■ **What you need to do**
Please copy out each line of the listing that contains the word "Senza".

■ **Material supplied**
╔══

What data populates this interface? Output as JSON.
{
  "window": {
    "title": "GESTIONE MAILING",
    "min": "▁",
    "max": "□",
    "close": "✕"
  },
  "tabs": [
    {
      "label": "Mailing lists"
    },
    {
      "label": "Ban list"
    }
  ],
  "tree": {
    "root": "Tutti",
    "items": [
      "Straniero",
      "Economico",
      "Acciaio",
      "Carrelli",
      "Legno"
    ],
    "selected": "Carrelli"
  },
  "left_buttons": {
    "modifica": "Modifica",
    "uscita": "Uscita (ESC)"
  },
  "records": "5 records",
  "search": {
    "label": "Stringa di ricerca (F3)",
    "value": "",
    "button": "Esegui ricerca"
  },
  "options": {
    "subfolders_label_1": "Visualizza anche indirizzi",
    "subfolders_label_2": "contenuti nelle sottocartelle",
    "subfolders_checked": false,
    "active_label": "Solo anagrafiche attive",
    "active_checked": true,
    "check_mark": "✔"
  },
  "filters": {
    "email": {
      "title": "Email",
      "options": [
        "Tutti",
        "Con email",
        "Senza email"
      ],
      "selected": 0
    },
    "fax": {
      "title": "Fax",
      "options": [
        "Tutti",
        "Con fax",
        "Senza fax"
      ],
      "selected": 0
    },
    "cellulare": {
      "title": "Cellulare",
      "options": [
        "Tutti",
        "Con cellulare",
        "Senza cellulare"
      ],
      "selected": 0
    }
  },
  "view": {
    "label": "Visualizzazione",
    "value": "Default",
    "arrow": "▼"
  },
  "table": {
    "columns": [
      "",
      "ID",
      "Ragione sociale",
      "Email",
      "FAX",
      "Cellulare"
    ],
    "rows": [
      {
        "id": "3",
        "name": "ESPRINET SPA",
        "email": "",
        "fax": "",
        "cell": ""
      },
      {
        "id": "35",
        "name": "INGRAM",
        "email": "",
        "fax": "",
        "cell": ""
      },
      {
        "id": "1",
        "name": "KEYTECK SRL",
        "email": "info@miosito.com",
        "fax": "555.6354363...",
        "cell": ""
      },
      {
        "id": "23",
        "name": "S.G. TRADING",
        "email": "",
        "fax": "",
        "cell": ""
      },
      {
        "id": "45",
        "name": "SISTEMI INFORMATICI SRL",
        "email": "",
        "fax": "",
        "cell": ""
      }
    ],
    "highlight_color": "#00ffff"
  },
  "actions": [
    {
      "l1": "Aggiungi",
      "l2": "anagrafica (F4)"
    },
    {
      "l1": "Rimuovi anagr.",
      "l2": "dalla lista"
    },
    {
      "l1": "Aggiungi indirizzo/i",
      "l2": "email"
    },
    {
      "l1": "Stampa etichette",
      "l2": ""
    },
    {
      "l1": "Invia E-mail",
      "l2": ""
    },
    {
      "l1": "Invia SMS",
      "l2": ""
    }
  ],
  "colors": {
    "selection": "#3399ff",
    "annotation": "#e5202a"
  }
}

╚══

■ **Task output**
        "Senza email"
        "Senza fax"
        "Senza cellulare"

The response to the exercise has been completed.